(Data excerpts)
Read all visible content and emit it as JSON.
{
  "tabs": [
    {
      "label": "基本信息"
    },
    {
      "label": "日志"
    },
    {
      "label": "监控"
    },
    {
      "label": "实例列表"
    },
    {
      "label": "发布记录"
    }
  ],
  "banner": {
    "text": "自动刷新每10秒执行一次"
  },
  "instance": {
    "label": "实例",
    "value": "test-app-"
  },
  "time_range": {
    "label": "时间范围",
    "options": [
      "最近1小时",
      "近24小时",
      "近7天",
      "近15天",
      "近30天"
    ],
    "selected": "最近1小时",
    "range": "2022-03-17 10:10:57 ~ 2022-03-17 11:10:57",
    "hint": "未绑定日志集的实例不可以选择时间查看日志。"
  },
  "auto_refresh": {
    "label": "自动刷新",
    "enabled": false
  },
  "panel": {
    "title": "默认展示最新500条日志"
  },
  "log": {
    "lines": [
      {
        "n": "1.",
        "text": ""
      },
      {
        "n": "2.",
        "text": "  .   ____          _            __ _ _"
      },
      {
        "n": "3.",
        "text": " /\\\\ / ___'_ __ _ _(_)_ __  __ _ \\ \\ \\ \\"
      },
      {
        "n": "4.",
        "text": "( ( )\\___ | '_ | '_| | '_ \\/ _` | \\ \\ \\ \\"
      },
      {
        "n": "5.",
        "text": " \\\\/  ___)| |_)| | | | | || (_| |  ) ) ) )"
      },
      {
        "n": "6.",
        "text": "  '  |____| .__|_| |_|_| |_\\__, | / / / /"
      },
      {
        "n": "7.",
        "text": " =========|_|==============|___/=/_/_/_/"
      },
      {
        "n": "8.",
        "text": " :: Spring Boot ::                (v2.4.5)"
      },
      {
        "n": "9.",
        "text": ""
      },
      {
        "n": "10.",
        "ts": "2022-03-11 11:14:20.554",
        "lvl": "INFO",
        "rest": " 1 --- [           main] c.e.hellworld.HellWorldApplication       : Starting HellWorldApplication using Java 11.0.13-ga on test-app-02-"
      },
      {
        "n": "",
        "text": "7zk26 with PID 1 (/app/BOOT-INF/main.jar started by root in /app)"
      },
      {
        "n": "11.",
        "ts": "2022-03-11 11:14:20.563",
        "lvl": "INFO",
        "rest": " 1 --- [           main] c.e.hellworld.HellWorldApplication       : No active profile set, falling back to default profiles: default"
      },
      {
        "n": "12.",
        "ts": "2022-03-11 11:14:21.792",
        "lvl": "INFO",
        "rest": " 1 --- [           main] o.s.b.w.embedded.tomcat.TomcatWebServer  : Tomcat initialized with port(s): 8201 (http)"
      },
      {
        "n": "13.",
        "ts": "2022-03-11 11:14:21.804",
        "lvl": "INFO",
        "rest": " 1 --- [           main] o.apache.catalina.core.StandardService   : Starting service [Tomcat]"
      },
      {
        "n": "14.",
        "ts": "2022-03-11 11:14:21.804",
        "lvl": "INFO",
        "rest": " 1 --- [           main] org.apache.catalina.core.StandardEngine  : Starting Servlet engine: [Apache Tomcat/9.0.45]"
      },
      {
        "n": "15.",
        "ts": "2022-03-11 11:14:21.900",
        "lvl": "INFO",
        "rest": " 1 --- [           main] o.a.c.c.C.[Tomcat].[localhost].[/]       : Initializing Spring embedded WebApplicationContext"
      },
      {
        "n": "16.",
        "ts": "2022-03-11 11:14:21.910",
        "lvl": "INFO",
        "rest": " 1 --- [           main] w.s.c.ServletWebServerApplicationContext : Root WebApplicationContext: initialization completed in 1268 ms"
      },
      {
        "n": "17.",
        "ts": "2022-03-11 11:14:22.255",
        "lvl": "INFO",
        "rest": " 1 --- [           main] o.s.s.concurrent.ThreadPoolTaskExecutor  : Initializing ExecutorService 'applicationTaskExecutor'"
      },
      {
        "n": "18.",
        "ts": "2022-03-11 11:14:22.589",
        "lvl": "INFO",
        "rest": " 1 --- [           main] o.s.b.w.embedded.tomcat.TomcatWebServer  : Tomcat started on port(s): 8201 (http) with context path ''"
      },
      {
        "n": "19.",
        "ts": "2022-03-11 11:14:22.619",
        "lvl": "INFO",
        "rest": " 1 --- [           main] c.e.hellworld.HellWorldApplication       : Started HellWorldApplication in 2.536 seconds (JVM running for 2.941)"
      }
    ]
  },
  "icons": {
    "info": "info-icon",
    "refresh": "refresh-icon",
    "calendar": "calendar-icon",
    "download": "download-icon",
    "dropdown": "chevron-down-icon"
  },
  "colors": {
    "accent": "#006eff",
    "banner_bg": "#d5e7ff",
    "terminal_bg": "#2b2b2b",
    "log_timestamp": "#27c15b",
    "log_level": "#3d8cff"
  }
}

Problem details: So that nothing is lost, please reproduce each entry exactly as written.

The completed task:
Read all visible content and emit it as JSON.
{
  "tabs": [
    {
      "label": "基本信息"
    },
    {
      "label": "日志"
    },
    {
      "label": "监控"
    },
    {
      "label": "实例列表"
    },
    {
      "label": "发布记录"
    }
  ],
  "banner": {
    "text": "自动刷新每10秒执行一次"
  },
  "instance": {
    "label": "实例",
    "value": "test-app-"
  },
  "time_range": {
    "label": "时间范围",
    "options": [
      "最近1小时",
      "近24小时",
      "近7天",
      "近15天",
      "近30天"
    ],
    "selected": "最近1小时",
    "range": "2022-03-17 10:10:57 ~ 2022-03-17 11:10:57",
    "hint": "未绑定日志集的实例不可以选择时间查看日志。"
  },
  "auto_refresh": {
    "label": "自动刷新",
    "enabled": false
  },
  "panel": {
    "title": "默认展示最新500条日志"
  },
  "log": {
    "lines": [
      {
        "n": "1.",
        "text": ""
      },
      {
        "n": "2.",
        "text": "  .   ____          _            __ _ _"
      },
      {
        "n": "3.",
        "text": " /\\\\ / ___'_ __ _ _(_)_ __  __ _ \\ \\ \\ \\"
      },
      {
        "n": "4.",
        "text": "( ( )\\___ | '_ | '_| | '_ \\/ _` | \\ \\ \\ \\"
      },
      {
        "n": "5.",
        "text": " \\\\/  ___)| |_)| | | | | || (_| |  ) ) ) )"
      },
      {
        "n": "6.",
        "text": "  '  |____| .__|_| |_|_| |_\\__, | / / / /"
      },
      {
        "n": "7.",
        "text": " =========|_|==============|___/=/_/_/_/"
      },
      {
        "n": "8.",
        "text": " :: Spring Boot ::                (v2.4.5)"
      },
      {
        "n": "9.",
        "text": ""
      },
      {
        "n": "10.",
        "ts": "2022-03-11 11:14:20.554",
        "lvl": "INFO",
        "rest": " 1 --- [           main] c.e.hellworld.HellWorldApplication       : Starting HellWorldApplication using Java 11.0.13-ga on test-app-02-"
      },
      {
        "n": "",
        "text": "7zk26 with PID 1 (/app/BOOT-INF/main.jar started by root in /app)"
      },
      {
        "n": "11.",
        "ts": "2022-03-11 11:14:20.563",
        "lvl": "INFO",
        "rest": " 1 --- [           main] c.e.hellworld.HellWorldApplication       : No active profile set, falling back to default profiles: default"
      },
      {
        "n": "12.",
        "ts": "2022-03-11 11:14:21.792",
        "lvl": "INFO",
        "rest": " 1 --- [           main] o.s.b.w.embedded.tomcat.TomcatWebServer  : Tomcat initialized with port(s): 8201 (http)"
      },
      {
        "n": "13.",
        "ts": "2022-03-11 11:14:21.804",
        "lvl": "INFO",
        "rest": " 1 --- [           main] o.apache.catalina.core.StandardService   : Starting service [Tomcat]"
      },
      {
        "n": "14.",
        "ts": "2022-03-11 11:14:21.804",
        "lvl": "INFO",
        "rest": " 1 --- [           main] org.apache.catalina.core.StandardEngine  : Starting Servlet engine: [Apache Tomcat/9.0.45]"
      },
      {
        "n": "15.",
        "ts": "2022-03-11 11:14:21.900",
        "lvl": "INFO",
        "rest": " 1 --- [           main] o.a.c.c.C.[Tomcat].[localhost].[/]       : Initializing Spring embedded WebApplicationContext"
      },
      {
        "n": "16.",
        "ts": "2022-03-11 11:14:21.910",
        "lvl": "INFO",
        "rest": " 1 --- [           main] w.s.c.ServletWebServerApplicationContext : Root WebApplicationContext: initialization completed in 1268 ms"
      },
      {
        "n": "17.",
        "ts": "2022-03-11 11:14:22.255",
        "lvl": "INFO",
        "rest": " 1 --- [           main] o.s.s.concurrent.ThreadPoolTaskExecutor  : Initializing ExecutorService 'applicationTaskExecutor'"
      },
      {
        "n": "18.",
        "ts": "2022-03-11 11:14:22.589",
        "lvl": "INFO",
        "rest": " 1 --- [           main] o.s.b.w.embedded.tomcat.TomcatWebServer  : Tomcat started on port(s): 8201 (http) with context path ''"
      },
      {
        "n": "19.",
        "ts": "2022-03-11 11:14:22.619",
        "lvl": "INFO",
        "rest": " 1 --- [           main] c.e.hellworld.HellWorldApplication       : Started HellWorldApplication in 2.536 seconds (JVM running for 2.941)"
      }
    ]
  },
  "icons": {
    "info": "info-icon",
    "refresh": "refresh-icon",
    "calendar": "calendar-icon",
    "download": "download-icon",
    "dropdown": "chevron-down-icon"
  },
  "colors": {
    "accent": "#006eff",
    "banner_bg": "#d5e7ff",
    "terminal_bg": "#2b2b2b",
    "log_timestamp": "#27c15b",
    "log_level": "#3d8cff"
  }
}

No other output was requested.